- _REQUIREMENT_
Tally every line in the listing that holds the string "icon", then state the total and nothing more.
== INPUT RECORDS
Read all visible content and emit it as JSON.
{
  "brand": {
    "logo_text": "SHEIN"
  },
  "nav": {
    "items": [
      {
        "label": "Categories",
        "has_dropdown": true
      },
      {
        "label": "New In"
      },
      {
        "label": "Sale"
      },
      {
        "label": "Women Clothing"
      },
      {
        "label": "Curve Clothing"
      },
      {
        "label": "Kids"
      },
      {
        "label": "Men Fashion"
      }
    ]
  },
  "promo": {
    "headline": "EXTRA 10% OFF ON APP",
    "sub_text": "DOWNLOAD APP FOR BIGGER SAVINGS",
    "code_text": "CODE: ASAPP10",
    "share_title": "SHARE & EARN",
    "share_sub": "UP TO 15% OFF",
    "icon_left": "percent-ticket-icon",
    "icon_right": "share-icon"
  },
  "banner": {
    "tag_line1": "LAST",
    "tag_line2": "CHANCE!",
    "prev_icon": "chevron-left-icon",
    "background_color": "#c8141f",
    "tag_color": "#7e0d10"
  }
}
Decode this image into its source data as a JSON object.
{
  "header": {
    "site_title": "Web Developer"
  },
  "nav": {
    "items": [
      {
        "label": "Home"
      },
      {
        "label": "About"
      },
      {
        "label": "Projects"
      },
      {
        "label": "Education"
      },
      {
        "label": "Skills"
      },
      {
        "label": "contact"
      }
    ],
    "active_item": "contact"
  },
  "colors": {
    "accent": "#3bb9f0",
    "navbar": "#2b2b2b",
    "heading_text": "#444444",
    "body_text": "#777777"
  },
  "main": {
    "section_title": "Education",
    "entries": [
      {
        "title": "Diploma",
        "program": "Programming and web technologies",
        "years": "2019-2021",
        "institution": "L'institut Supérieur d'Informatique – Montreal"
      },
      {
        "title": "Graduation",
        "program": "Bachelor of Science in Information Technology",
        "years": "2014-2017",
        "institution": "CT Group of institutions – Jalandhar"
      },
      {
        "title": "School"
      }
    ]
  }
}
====
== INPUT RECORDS
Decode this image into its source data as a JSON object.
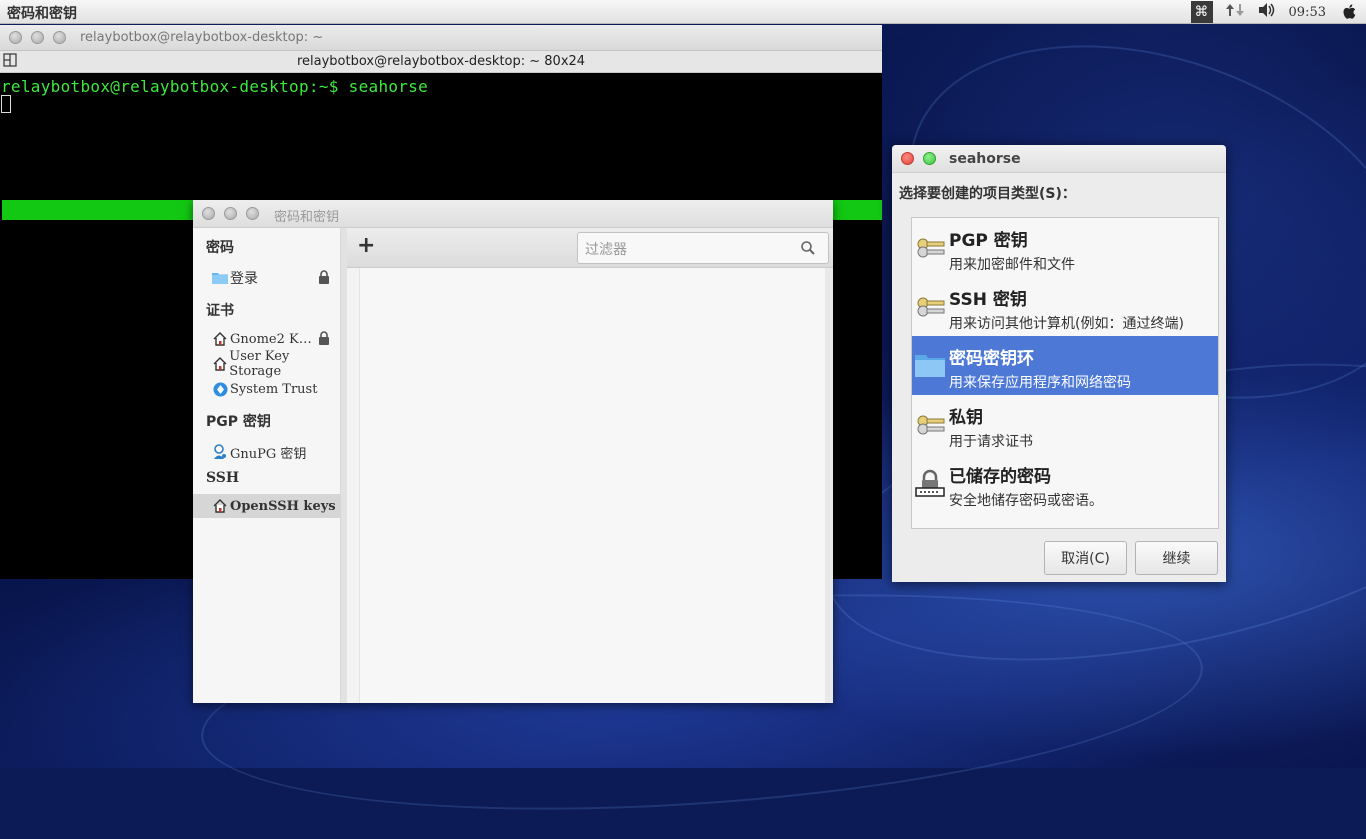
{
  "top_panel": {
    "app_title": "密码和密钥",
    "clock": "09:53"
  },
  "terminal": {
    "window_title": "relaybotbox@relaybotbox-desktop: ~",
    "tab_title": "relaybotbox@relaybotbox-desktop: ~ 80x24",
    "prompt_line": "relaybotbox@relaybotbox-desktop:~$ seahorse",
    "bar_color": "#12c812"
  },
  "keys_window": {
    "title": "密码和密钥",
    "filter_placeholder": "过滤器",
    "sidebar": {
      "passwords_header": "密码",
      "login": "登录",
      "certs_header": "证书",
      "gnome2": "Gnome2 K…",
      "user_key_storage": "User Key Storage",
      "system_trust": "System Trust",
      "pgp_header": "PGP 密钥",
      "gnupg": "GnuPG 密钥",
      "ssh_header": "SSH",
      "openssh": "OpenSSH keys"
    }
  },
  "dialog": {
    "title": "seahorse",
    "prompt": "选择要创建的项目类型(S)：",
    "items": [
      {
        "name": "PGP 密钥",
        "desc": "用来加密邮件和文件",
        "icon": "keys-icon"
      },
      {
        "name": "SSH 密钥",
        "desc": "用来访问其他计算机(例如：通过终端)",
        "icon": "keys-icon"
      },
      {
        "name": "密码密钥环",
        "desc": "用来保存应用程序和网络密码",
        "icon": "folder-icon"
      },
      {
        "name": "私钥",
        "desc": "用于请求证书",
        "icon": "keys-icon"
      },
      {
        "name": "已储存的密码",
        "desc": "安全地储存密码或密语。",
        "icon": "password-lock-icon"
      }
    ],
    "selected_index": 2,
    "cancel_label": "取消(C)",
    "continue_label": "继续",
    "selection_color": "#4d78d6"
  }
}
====
- _COMPLETED EXERCISE_
8